Assigned task: Keep only the lines of the data below that contain "screenshot", and copy them.

Stored items:
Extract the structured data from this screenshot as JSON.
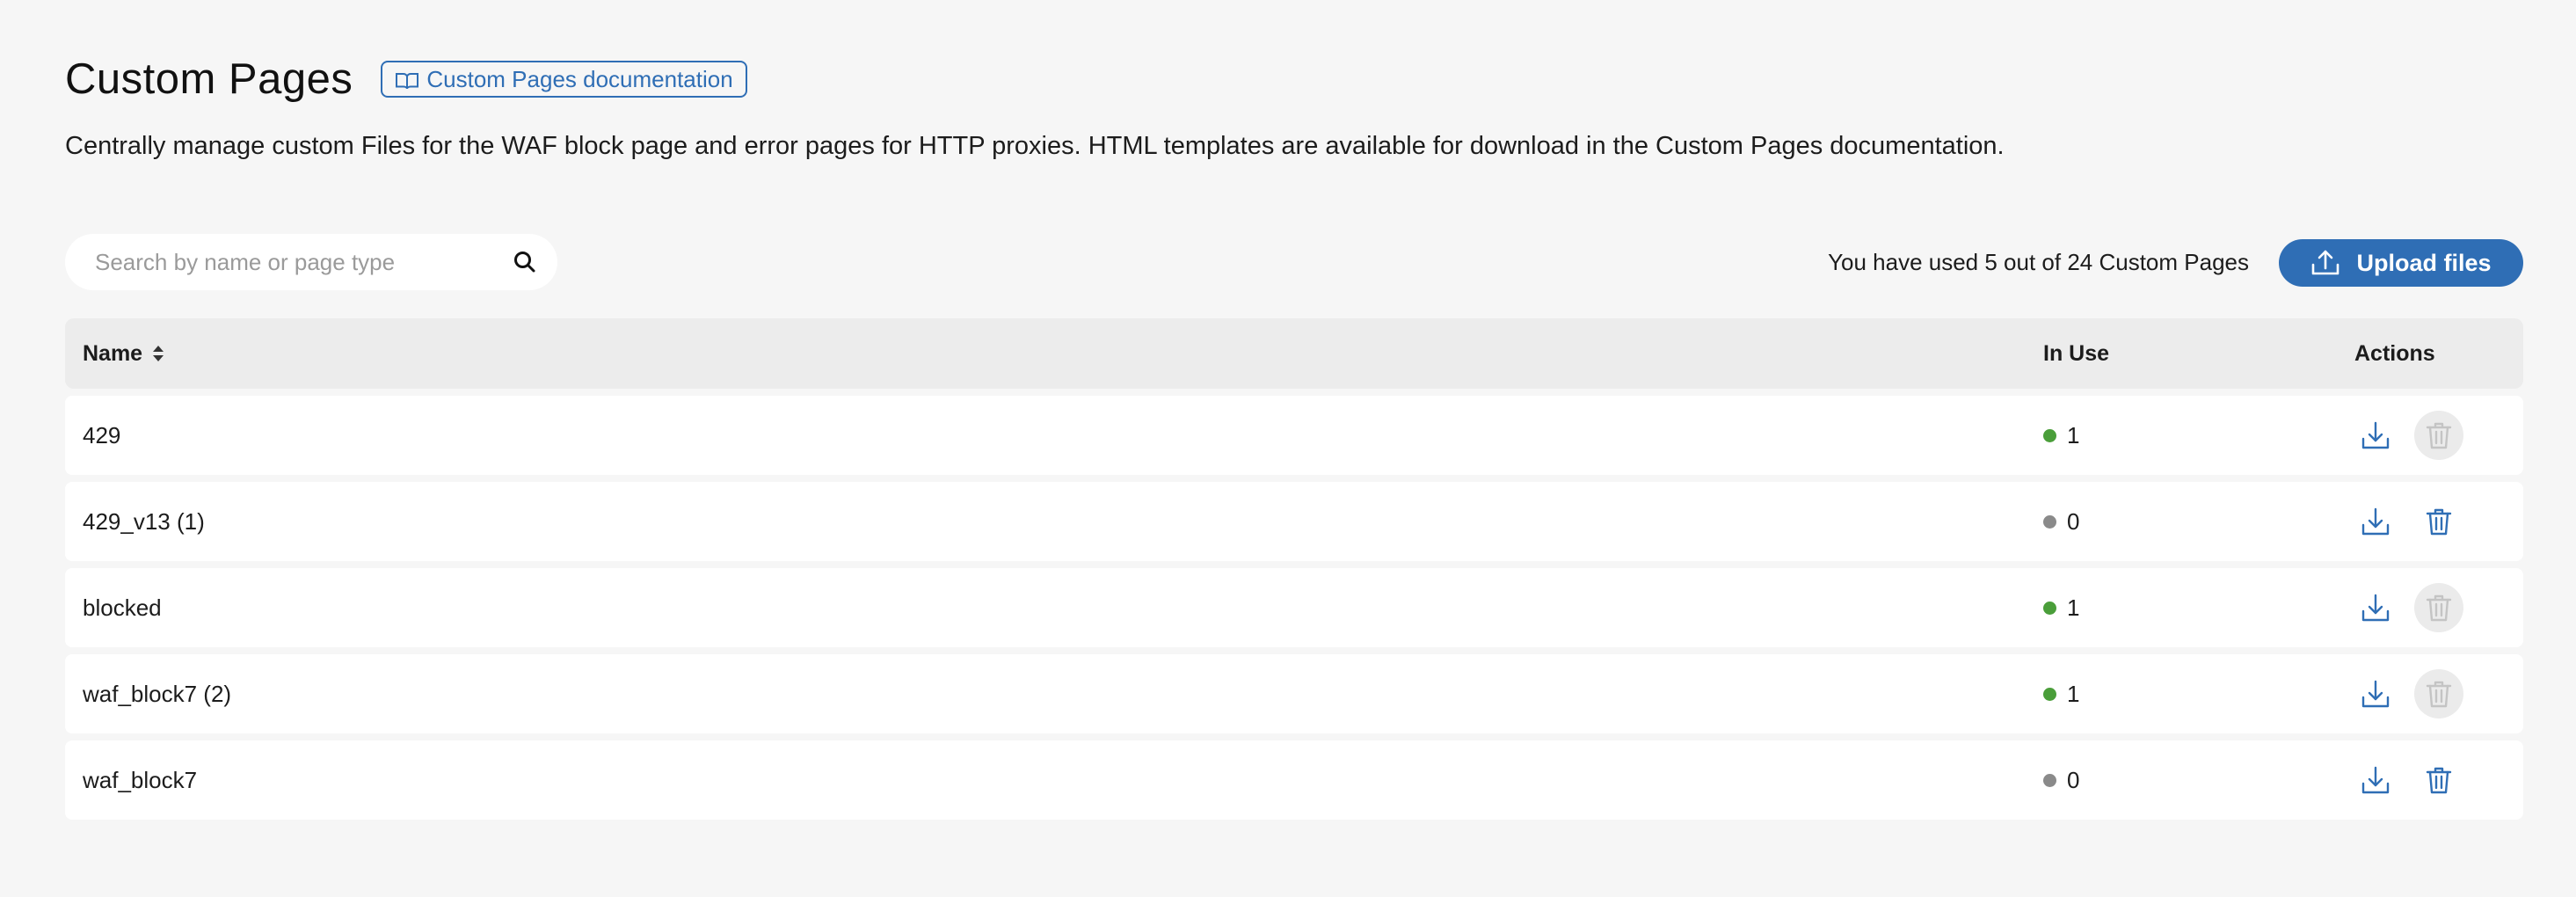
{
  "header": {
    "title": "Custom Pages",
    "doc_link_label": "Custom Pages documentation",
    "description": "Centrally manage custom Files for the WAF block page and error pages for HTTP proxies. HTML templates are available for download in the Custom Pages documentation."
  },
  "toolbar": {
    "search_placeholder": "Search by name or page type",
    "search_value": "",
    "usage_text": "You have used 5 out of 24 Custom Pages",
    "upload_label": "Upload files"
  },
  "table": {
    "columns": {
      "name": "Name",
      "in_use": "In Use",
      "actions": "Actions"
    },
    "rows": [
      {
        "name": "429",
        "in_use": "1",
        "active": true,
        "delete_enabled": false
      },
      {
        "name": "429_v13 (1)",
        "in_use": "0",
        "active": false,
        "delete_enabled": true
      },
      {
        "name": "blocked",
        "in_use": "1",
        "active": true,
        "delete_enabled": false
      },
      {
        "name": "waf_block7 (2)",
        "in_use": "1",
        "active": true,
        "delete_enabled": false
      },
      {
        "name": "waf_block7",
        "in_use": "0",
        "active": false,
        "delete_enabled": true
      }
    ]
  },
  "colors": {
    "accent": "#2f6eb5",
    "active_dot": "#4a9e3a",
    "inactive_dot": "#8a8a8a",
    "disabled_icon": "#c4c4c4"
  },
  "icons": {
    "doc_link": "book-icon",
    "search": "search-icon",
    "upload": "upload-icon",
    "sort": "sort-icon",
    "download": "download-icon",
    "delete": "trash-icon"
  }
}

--

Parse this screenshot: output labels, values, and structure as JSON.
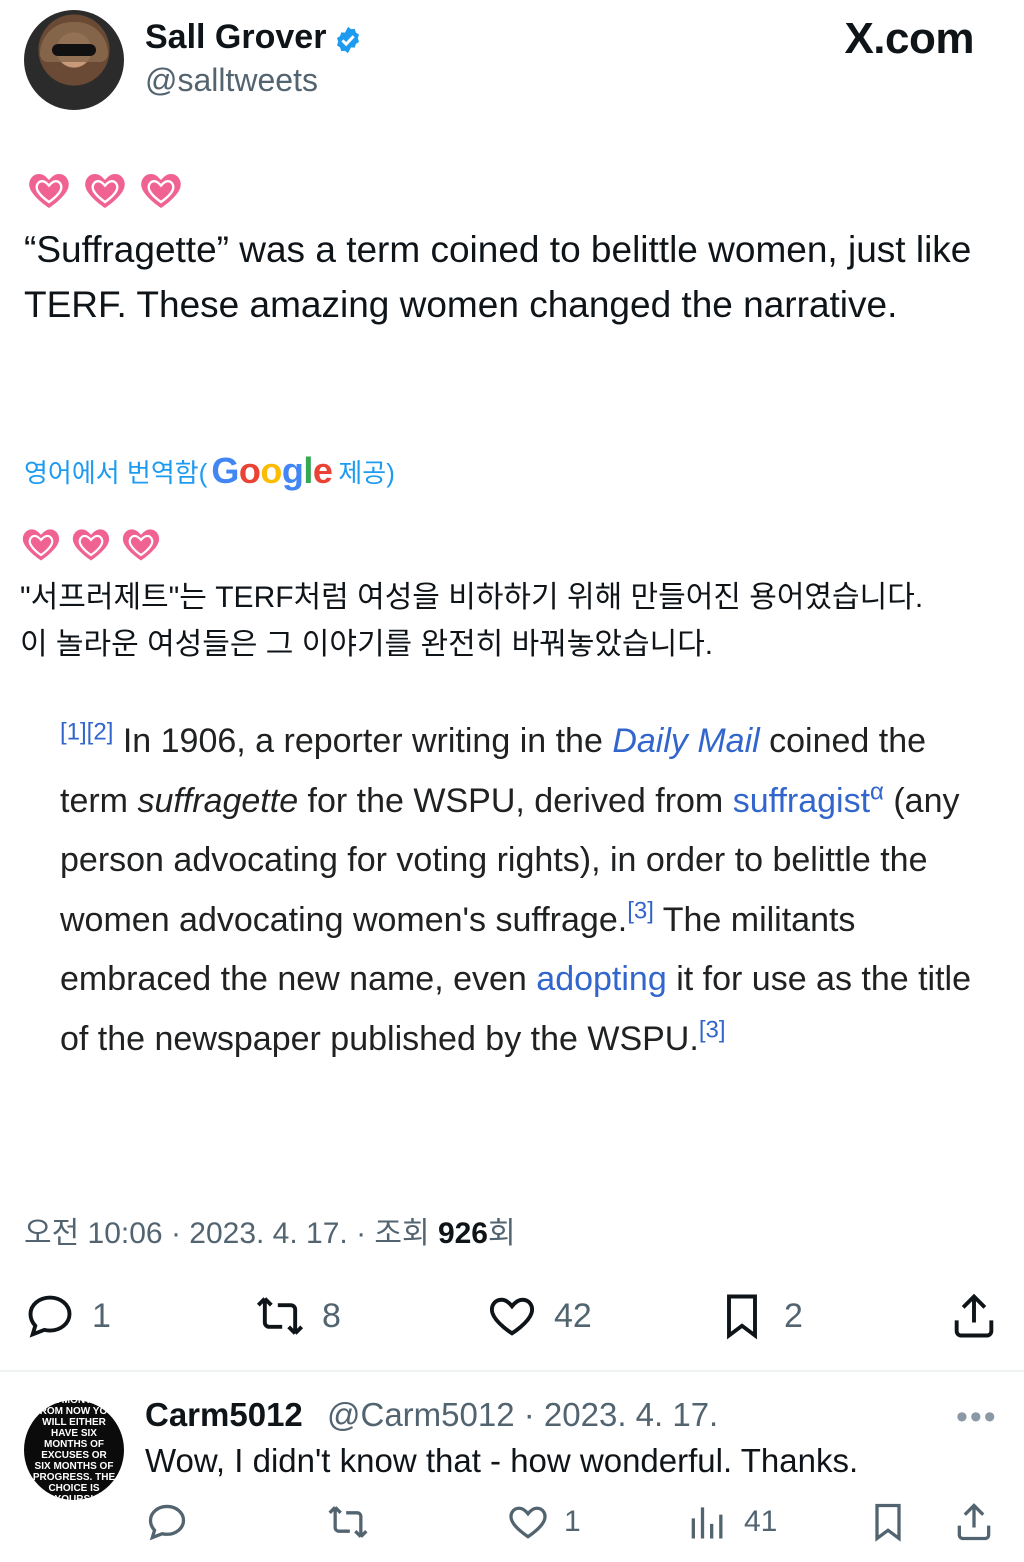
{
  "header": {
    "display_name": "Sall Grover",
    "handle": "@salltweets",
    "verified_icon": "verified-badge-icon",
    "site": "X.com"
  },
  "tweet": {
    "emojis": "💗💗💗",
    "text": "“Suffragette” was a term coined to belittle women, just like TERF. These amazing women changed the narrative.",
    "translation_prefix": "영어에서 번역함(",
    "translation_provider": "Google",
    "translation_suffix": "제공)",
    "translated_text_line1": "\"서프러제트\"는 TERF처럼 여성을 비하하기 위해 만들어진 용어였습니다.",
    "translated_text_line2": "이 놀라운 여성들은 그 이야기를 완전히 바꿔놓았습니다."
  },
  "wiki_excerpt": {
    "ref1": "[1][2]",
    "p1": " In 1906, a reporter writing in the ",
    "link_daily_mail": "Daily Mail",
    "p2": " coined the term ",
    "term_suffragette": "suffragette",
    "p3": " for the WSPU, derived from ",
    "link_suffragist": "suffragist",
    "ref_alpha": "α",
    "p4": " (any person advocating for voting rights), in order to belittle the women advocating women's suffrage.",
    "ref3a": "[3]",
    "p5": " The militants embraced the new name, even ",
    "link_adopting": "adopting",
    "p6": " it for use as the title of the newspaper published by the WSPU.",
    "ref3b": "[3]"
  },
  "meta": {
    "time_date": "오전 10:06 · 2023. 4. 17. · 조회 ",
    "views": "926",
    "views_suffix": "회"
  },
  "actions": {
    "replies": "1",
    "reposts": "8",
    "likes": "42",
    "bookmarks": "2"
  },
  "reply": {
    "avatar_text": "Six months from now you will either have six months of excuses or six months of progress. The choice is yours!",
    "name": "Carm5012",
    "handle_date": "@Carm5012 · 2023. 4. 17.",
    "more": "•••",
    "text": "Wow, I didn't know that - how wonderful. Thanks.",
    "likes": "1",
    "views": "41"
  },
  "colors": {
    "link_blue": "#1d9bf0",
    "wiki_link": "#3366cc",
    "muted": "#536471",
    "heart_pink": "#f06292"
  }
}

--

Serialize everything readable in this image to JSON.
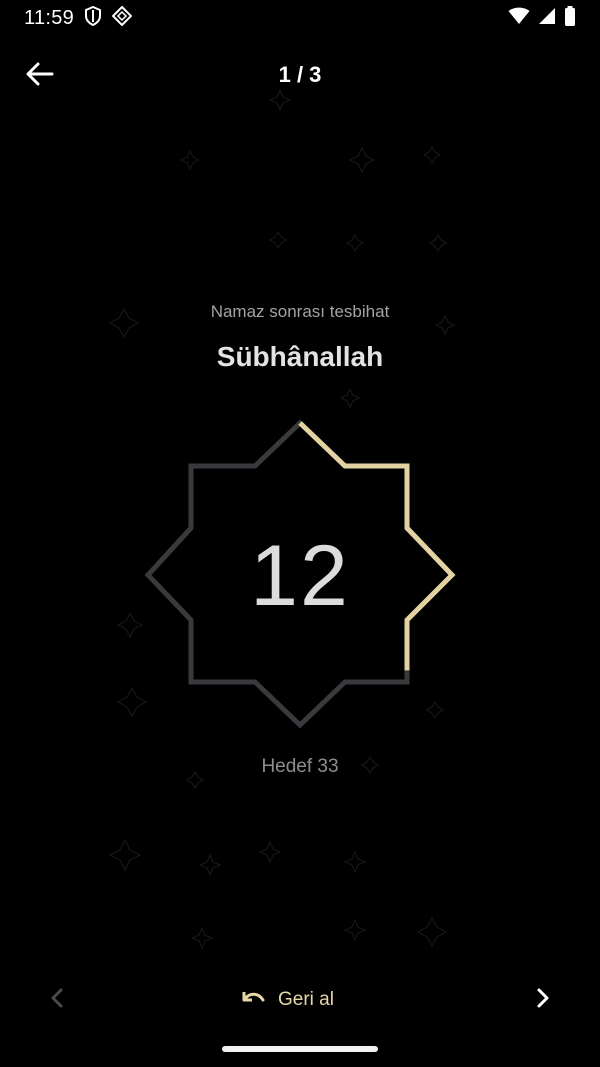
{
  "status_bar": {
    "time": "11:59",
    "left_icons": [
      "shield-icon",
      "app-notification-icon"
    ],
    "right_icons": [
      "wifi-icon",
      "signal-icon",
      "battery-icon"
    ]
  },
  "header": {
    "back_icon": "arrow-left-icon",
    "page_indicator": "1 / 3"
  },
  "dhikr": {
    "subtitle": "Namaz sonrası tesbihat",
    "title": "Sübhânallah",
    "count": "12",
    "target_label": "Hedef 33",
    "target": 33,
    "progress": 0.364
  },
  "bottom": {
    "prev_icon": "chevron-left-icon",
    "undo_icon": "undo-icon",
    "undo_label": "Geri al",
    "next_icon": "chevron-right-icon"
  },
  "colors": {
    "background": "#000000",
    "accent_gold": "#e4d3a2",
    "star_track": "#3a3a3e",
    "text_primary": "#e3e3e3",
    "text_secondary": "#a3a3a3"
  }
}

Answer for the task:
Extract the structured data from this screenshot as JSON.
Parse this screenshot: output labels, values, and structure as JSON.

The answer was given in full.